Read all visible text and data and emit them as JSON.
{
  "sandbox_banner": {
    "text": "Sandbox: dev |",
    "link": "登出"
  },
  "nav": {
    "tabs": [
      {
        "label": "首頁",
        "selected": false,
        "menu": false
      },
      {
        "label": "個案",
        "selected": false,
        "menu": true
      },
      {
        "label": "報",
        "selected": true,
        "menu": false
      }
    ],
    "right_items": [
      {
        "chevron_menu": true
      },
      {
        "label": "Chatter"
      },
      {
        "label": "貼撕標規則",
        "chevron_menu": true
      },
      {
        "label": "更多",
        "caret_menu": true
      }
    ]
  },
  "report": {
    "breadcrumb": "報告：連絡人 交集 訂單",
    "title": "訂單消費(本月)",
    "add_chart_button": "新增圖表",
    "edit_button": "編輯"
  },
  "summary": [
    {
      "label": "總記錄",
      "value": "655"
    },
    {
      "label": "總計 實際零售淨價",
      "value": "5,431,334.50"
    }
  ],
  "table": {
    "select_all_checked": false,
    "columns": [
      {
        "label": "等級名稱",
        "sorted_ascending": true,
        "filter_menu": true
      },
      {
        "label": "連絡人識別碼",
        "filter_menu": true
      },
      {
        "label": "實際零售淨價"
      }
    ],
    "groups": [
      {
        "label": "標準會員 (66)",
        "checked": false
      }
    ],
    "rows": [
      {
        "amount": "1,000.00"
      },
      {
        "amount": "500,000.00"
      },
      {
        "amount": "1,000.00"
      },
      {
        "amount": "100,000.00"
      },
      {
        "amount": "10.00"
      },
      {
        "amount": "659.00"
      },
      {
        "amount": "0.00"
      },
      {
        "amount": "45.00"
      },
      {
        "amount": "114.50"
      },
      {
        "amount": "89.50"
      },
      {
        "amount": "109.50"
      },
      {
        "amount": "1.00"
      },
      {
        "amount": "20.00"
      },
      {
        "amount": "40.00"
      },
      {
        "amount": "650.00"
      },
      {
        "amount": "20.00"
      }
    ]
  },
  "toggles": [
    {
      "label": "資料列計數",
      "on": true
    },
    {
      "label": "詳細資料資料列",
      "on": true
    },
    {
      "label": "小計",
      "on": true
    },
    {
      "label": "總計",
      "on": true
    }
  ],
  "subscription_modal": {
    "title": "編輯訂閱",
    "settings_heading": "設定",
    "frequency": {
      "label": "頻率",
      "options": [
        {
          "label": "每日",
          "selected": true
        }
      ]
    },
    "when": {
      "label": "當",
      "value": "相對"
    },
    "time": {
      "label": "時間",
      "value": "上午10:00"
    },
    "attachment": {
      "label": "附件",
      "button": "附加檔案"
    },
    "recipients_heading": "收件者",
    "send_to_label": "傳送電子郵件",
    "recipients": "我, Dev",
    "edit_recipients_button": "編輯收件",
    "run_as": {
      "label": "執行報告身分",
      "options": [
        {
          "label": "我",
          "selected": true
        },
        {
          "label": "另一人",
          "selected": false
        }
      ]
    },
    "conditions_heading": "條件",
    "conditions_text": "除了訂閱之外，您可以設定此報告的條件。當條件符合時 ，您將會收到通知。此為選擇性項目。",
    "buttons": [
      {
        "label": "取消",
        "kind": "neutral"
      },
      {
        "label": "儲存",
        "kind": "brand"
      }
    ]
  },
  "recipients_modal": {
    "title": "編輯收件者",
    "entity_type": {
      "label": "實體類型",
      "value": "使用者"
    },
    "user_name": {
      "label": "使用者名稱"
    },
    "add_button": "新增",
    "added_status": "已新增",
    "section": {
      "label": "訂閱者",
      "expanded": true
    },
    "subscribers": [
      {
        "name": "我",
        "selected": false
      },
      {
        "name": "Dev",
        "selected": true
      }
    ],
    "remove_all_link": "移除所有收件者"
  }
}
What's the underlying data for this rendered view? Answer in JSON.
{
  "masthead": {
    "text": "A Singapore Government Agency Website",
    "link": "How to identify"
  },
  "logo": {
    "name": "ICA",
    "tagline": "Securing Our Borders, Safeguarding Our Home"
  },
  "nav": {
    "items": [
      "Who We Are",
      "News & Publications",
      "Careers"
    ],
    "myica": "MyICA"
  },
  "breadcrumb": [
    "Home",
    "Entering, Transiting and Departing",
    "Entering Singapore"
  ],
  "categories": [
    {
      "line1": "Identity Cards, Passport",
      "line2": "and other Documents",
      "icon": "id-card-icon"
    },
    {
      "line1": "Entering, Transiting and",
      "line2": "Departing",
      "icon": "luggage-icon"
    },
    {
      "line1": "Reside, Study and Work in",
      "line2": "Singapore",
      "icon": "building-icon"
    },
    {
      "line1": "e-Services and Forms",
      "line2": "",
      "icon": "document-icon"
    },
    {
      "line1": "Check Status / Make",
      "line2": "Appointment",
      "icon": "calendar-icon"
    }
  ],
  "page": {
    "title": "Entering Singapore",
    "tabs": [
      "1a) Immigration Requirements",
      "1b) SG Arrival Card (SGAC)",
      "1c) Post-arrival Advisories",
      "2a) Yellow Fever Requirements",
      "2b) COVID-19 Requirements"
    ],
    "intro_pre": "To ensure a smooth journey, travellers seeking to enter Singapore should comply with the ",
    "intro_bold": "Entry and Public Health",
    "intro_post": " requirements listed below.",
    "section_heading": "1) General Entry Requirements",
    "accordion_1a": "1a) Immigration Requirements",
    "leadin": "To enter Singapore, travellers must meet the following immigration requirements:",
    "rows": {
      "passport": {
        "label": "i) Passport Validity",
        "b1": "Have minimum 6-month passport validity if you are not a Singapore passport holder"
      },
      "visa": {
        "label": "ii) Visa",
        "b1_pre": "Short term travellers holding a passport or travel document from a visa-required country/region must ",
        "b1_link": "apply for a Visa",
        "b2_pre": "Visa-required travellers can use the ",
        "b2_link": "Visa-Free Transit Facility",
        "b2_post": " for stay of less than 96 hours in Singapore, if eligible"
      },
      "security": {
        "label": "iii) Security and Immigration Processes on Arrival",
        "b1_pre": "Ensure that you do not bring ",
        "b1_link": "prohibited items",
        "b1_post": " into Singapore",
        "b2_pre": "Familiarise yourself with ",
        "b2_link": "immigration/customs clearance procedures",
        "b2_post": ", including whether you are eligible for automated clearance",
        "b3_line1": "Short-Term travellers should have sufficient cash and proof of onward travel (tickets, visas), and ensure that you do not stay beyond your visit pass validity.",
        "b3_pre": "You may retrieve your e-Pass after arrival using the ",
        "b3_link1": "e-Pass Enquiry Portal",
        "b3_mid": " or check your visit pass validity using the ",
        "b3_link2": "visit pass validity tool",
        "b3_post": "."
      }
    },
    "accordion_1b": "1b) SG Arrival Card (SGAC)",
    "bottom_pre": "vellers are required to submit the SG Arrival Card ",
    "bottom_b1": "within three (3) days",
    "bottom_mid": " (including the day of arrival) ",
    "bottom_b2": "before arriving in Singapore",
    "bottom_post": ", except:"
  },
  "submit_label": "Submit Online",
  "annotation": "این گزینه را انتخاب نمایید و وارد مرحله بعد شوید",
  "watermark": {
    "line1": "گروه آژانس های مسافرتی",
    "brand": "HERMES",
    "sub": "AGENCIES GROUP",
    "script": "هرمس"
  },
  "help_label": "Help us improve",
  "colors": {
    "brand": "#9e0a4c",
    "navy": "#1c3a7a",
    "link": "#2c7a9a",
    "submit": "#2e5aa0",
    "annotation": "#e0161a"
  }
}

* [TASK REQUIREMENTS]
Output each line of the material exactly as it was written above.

* [COMPLETED TASK]
Read all visible text and data and emit them as JSON.
{
  "sandbox_banner": {
    "text": "Sandbox: dev |",
    "link": "登出"
  },
  "nav": {
    "tabs": [
      {
        "label": "首頁",
        "selected": false,
        "menu": false
      },
      {
        "label": "個案",
        "selected": false,
        "menu": true
      },
      {
        "label": "報",
        "selected": true,
        "menu": false
      }
    ],
    "right_items": [
      {
        "chevron_menu": true
      },
      {
        "label": "Chatter"
      },
      {
        "label": "貼撕標規則",
        "chevron_menu": true
      },
      {
        "label": "更多",
        "caret_menu": true
      }
    ]
  },
  "report": {
    "breadcrumb": "報告：連絡人 交集 訂單",
    "title": "訂單消費(本月)",
    "add_chart_button": "新增圖表",
    "edit_button": "編輯"
  },
  "summary": [
    {
      "label": "總記錄",
      "value": "655"
    },
    {
      "label": "總計 實際零售淨價",
      "value": "5,431,334.50"
    }
  ],
  "table": {
    "select_all_checked": false,
    "columns": [
      {
        "label": "等級名稱",
        "sorted_ascending": true,
        "filter_menu": true
      },
      {
        "label": "連絡人識別碼",
        "filter_menu": true
      },
      {
        "label": "實際零售淨價"
      }
    ],
    "groups": [
      {
        "label": "標準會員 (66)",
        "checked": false
      }
    ],
    "rows": [
      {
        "amount": "1,000.00"
      },
      {
        "amount": "500,000.00"
      },
      {
        "amount": "1,000.00"
      },
      {
        "amount": "100,000.00"
      },
      {
        "amount": "10.00"
      },
      {
        "amount": "659.00"
      },
      {
        "amount": "0.00"
      },
      {
        "amount": "45.00"
      },
      {
        "amount": "114.50"
      },
      {
        "amount": "89.50"
      },
      {
        "amount": "109.50"
      },
      {
        "amount": "1.00"
      },
      {
        "amount": "20.00"
      },
      {
        "amount": "40.00"
      },
      {
        "amount": "650.00"
      },
      {
        "amount": "20.00"
      }
    ]
  },
  "toggles": [
    {
      "label": "資料列計數",
      "on": true
    },
    {
      "label": "詳細資料資料列",
      "on": true
    },
    {
      "label": "小計",
      "on": true
    },
    {
      "label": "總計",
      "on": true
    }
  ],
  "subscription_modal": {
    "title": "編輯訂閱",
    "settings_heading": "設定",
    "frequency": {
      "label": "頻率",
      "options": [
        {
          "label": "每日",
          "selected": true
        }
      ]
    },
    "when": {
      "label": "當",
      "value": "相對"
    },
    "time": {
      "label": "時間",
      "value": "上午10:00"
    },
    "attachment": {
      "label": "附件",
      "button": "附加檔案"
    },
    "recipients_heading": "收件者",
    "send_to_label": "傳送電子郵件",
    "recipients": "我, Dev",
    "edit_recipients_button": "編輯收件",
    "run_as": {
      "label": "執行報告身分",
      "options": [
        {
          "label": "我",
          "selected": true
        },
        {
          "label": "另一人",
          "selected": false
        }
      ]
    },
    "conditions_heading": "條件",
    "conditions_text": "除了訂閱之外，您可以設定此報告的條件。當條件符合時 ，您將會收到通知。此為選擇性項目。",
    "buttons": [
      {
        "label": "取消",
        "kind": "neutral"
      },
      {
        "label": "儲存",
        "kind": "brand"
      }
    ]
  },
  "recipients_modal": {
    "title": "編輯收件者",
    "entity_type": {
      "label": "實體類型",
      "value": "使用者"
    },
    "user_name": {
      "label": "使用者名稱"
    },
    "add_button": "新增",
    "added_status": "已新增",
    "section": {
      "label": "訂閱者",
      "expanded": true
    },
    "subscribers": [
      {
        "name": "我",
        "selected": false
      },
      {
        "name": "Dev",
        "selected": true
      }
    ],
    "remove_all_link": "移除所有收件者"
  }
}
What's the underlying data for this rendered view? Answer in JSON.
{
  "masthead": {
    "text": "A Singapore Government Agency Website",
    "link": "How to identify"
  },
  "logo": {
    "name": "ICA",
    "tagline": "Securing Our Borders, Safeguarding Our Home"
  },
  "nav": {
    "items": [
      "Who We Are",
      "News & Publications",
      "Careers"
    ],
    "myica": "MyICA"
  },
  "breadcrumb": [
    "Home",
    "Entering, Transiting and Departing",
    "Entering Singapore"
  ],
  "categories": [
    {
      "line1": "Identity Cards, Passport",
      "line2": "and other Documents",
      "icon": "id-card-icon"
    },
    {
      "line1": "Entering, Transiting and",
      "line2": "Departing",
      "icon": "luggage-icon"
    },
    {
      "line1": "Reside, Study and Work in",
      "line2": "Singapore",
      "icon": "building-icon"
    },
    {
      "line1": "e-Services and Forms",
      "line2": "",
      "icon": "document-icon"
    },
    {
      "line1": "Check Status / Make",
      "line2": "Appointment",
      "icon": "calendar-icon"
    }
  ],
  "page": {
    "title": "Entering Singapore",
    "tabs": [
      "1a) Immigration Requirements",
      "1b) SG Arrival Card (SGAC)",
      "1c) Post-arrival Advisories",
      "2a) Yellow Fever Requirements",
      "2b) COVID-19 Requirements"
    ],
    "intro_pre": "To ensure a smooth journey, travellers seeking to enter Singapore should comply with the ",
    "intro_bold": "Entry and Public Health",
    "intro_post": " requirements listed below.",
    "section_heading": "1) General Entry Requirements",
    "accordion_1a": "1a) Immigration Requirements",
    "leadin": "To enter Singapore, travellers must meet the following immigration requirements:",
    "rows": {
      "passport": {
        "label": "i) Passport Validity",
        "b1": "Have minimum 6-month passport validity if you are not a Singapore passport holder"
      },
      "visa": {
        "label": "ii) Visa",
        "b1_pre": "Short term travellers holding a passport or travel document from a visa-required country/region must ",
        "b1_link": "apply for a Visa",
        "b2_pre": "Visa-required travellers can use the ",
        "b2_link": "Visa-Free Transit Facility",
        "b2_post": " for stay of less than 96 hours in Singapore, if eligible"
      },
      "security": {
        "label": "iii) Security and Immigration Processes on Arrival",
        "b1_pre": "Ensure that you do not bring ",
        "b1_link": "prohibited items",
        "b1_post": " into Singapore",
        "b2_pre": "Familiarise yourself with ",
        "b2_link": "immigration/customs clearance procedures",
        "b2_post": ", including whether you are eligible for automated clearance",
        "b3_line1": "Short-Term travellers should have sufficient cash and proof of onward travel (tickets, visas), and ensure that you do not stay beyond your visit pass validity.",
        "b3_pre": "You may retrieve your e-Pass after arrival using the ",
        "b3_link1": "e-Pass Enquiry Portal",
        "b3_mid": " or check your visit pass validity using the ",
        "b3_link2": "visit pass validity tool",
        "b3_post": "."
      }
    },
    "accordion_1b": "1b) SG Arrival Card (SGAC)",
    "bottom_pre": "vellers are required to submit the SG Arrival Card ",
    "bottom_b1": "within three (3) days",
    "bottom_mid": " (including the day of arrival) ",
    "bottom_b2": "before arriving in Singapore",
    "bottom_post": ", except:"
  },
  "submit_label": "Submit Online",
  "annotation": "این گزینه را انتخاب نمایید و وارد مرحله بعد شوید",
  "watermark": {
    "line1": "گروه آژانس های مسافرتی",
    "brand": "HERMES",
    "sub": "AGENCIES GROUP",
    "script": "هرمس"
  },
  "help_label": "Help us improve",
  "colors": {
    "brand": "#9e0a4c",
    "navy": "#1c3a7a",
    "link": "#2c7a9a",
    "submit": "#2e5aa0",
    "annotation": "#e0161a"
  }
}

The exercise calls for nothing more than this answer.